In collaboration with Asia Art Archive in America, Red Flower Collective hosted its seventh meal, responding to questions of the archive as they relate to food and cooking. When is the archive ephemeral? Can the archive be eaten? Is the body not an archive for the food that it chews and swallows?
AAA in A’s collection of books on food and cooking features recipes with Southeast Asian, South Asian and Chinese influences. A recent addition to the collection is The 1Shanthiroad Cookbook, edited by artist and art historian, Suresh Jayaram, who founded the 1Shanthiroad artist residency in Bangalore, India. The book comprises recipes from non-chefs, from people who passed through a space in which they resided, gathered, made work, ate with others, and exchanged various inherited and generational knowledges.
By reinterpreting some of the recipes from the Archive, Meal #7 highlighted the role of the hand, the tongue, and memory in the kitchen. The task of preparing a recipe, even if it has been written, is the task of recreating it, of retrieving it from a different context—what was it like before? The tongue commands the hand: how much? How long? Why not? The body is an archive of the gestures and smells of the kitchen and the hand reveals its memory.
On June 24, the collective prepared fourteen dishes for a sit-down meal.

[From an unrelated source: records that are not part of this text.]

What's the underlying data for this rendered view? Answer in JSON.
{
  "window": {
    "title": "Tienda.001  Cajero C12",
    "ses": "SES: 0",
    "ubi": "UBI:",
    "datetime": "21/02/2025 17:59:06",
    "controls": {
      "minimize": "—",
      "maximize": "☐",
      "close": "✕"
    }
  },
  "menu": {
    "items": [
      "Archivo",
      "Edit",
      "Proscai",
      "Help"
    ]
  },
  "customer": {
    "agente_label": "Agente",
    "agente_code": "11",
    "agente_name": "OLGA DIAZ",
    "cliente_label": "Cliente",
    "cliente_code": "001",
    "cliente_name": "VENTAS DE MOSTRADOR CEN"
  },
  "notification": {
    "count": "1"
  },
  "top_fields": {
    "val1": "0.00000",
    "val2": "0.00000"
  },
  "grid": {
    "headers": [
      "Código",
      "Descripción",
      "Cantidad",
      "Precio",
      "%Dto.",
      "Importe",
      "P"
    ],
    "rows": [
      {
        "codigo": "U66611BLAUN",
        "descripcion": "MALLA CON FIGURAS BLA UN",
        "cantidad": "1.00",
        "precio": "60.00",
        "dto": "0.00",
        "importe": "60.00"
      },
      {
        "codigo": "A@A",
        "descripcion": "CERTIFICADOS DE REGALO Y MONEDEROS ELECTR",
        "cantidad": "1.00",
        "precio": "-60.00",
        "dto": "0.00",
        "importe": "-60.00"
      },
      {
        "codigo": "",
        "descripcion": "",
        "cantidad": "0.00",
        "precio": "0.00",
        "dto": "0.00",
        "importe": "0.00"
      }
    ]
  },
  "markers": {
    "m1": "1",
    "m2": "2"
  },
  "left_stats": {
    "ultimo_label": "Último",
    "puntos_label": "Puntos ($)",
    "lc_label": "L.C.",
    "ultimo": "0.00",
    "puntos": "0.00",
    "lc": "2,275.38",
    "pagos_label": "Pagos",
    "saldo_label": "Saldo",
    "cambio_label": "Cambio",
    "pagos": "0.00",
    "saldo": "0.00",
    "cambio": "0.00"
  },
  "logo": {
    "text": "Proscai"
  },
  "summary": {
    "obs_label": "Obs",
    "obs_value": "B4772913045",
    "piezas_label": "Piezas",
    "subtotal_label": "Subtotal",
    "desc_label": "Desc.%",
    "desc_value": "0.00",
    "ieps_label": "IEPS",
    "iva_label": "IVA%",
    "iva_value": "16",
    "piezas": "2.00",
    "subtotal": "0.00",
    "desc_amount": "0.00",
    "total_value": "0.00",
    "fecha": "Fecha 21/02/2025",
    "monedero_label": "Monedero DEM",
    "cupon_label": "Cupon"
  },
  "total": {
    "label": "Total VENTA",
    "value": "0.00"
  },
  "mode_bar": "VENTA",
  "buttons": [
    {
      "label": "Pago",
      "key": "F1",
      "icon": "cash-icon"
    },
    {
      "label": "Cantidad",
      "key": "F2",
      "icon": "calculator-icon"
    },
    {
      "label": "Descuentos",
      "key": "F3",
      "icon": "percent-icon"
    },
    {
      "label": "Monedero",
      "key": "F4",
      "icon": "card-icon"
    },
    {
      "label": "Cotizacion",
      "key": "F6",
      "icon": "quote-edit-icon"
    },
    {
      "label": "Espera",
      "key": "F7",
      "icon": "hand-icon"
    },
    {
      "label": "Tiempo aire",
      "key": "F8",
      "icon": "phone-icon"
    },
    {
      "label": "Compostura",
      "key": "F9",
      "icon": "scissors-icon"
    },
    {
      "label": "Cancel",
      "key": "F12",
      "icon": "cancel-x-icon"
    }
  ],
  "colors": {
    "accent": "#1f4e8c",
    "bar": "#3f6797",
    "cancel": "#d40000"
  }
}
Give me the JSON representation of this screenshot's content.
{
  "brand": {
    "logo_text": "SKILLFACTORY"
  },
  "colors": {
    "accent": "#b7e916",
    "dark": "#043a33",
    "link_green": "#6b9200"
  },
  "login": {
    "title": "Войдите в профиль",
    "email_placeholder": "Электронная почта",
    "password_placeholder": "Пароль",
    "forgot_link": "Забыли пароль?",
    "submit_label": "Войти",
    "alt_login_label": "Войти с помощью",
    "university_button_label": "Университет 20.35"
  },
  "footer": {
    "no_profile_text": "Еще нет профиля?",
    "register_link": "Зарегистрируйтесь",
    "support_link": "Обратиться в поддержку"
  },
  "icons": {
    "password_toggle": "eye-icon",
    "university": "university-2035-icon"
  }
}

Red Flower Collective is a food research and eating collective founded by art historian and researcher, Erin Montanez, and artist-homemaker, Tsohil Bhatia. Since its inception in July 2021, the collective has hosted free, open meals out of borrowed kitchens loaned by friends and institutions. With a rotating membership of artists, chefs and homecooks, and community organizers, the collective is interested in sharing food and cooking together through community meals, installations, and programs. The project takes food and the labors of cooking as key tools in forgoing the sterility of the gallery exhibition space, collaborating with practitioners to center generational culinary histories and affirm diasporic identities.
Red Flower Collective was born during COVID 19, out of the desire to eat with people, to counter the taboo of being together and sharing home space, and to assert that food is a primary issue of public concern. We are drawn to the idea of a porous home, one that is malleable based on both individual and collective need. The provision of a meal and the meal as an event invites a group of people unfamiliar to one another to assemble. Red Flower Collective aims to break the transactional nature of food consumption and instead encourage communal eating. The nature of care is at the center of the collective’s project.
Meal #7: Eating an Archive is made possible by the New York State Council on the Arts with the support of the Office of the Governor and the New York State Legislature.